Don Ferguson's business Grafters rescues and recycles valuable resources such as glass, steel, aluminium, slate and textiles whilst cleaning and demolishing properties for housing authorities in Liverpool. It uses a yard to store and recycle raw materials as well as an office to run the business. Ferguson managed to save between £200 and £300 a week for the first six months by getting free premises.
Ferguson's free premises were in Crawford House, a disused territorial army barracks owned by the Granby Toxteth Development Trust. The Trust is a non-profit making organisation designed to help local residents. Local business advisor Dave Petterson inquired about Grafters moving into Crawford House. The deal was done on condition that Ferguson kept the premises in reasonable condition.
Ferguson estimates the free premises saved him between £200 and £300 a week during the six months that he was able to use the premises. Despite being run down, it offered office space and large, open areas to store materials before they were sold.
Unfortunately, the yards are not very secure and some of the salvage equipment had gone missing. Ferguson was forced to reconsider his premises when a fire destroyed much of the property in the yard just before Bonfire night. Ferguson could have moved back in when the damage had been repaired but decided that he needed more secure premises instead.
Ferguson was lucky again with his business premises. He now pays for his yard but has free office space on the same premises, given to him by a friend who is based there. The new yard is much more secure as it not shared and offers gates and a security guard. Ferguson was again able to take advantage of a helping hand from Petterson and uses the office for post and faxes to be delivered.

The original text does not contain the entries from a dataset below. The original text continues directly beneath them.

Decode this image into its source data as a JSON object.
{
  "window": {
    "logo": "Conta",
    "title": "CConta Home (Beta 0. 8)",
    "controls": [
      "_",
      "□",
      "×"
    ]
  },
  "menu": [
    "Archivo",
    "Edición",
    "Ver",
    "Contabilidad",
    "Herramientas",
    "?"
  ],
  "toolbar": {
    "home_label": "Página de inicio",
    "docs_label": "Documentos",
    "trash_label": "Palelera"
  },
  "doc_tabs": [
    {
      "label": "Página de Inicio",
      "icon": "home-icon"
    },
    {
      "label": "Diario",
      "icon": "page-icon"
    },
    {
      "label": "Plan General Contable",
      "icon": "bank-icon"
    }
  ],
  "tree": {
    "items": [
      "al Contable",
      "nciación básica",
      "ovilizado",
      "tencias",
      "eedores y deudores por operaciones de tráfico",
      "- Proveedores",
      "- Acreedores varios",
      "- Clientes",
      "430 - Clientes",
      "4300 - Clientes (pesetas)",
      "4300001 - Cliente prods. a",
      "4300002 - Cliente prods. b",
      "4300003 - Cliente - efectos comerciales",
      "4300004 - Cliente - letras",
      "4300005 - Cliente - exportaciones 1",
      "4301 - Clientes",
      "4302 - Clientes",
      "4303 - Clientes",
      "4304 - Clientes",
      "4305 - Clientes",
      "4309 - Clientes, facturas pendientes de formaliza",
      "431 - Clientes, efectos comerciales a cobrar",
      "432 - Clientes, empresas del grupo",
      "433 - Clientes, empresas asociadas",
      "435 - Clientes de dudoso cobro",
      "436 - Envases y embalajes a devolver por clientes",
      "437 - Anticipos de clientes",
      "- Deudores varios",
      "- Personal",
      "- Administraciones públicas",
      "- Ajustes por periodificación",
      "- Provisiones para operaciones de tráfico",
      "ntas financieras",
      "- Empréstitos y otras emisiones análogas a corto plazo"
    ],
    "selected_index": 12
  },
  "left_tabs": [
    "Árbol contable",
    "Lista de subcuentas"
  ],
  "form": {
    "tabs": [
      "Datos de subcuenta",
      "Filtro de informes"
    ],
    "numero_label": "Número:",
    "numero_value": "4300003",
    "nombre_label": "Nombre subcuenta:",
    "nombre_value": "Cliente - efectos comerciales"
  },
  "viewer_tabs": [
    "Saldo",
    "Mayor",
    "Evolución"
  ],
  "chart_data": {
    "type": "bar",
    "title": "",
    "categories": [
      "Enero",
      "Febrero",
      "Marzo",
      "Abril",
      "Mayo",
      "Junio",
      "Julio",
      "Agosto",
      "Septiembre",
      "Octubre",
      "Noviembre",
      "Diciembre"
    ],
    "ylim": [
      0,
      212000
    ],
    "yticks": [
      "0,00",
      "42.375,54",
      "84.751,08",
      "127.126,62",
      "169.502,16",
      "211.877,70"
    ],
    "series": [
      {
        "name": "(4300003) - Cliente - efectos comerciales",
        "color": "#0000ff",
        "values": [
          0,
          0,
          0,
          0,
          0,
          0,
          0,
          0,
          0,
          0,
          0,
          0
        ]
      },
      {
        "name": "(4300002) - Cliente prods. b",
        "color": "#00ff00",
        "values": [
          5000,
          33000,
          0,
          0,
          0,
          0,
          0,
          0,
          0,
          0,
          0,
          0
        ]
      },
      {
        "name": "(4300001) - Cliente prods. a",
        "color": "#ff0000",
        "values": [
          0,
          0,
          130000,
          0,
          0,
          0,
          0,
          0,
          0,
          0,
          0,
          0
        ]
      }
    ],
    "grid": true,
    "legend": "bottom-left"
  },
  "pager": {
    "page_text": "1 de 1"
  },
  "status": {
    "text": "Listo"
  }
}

Getting free premises helped Grafters startup without getting into debt – the business is now firmly established and Ferguson has plans for expansion.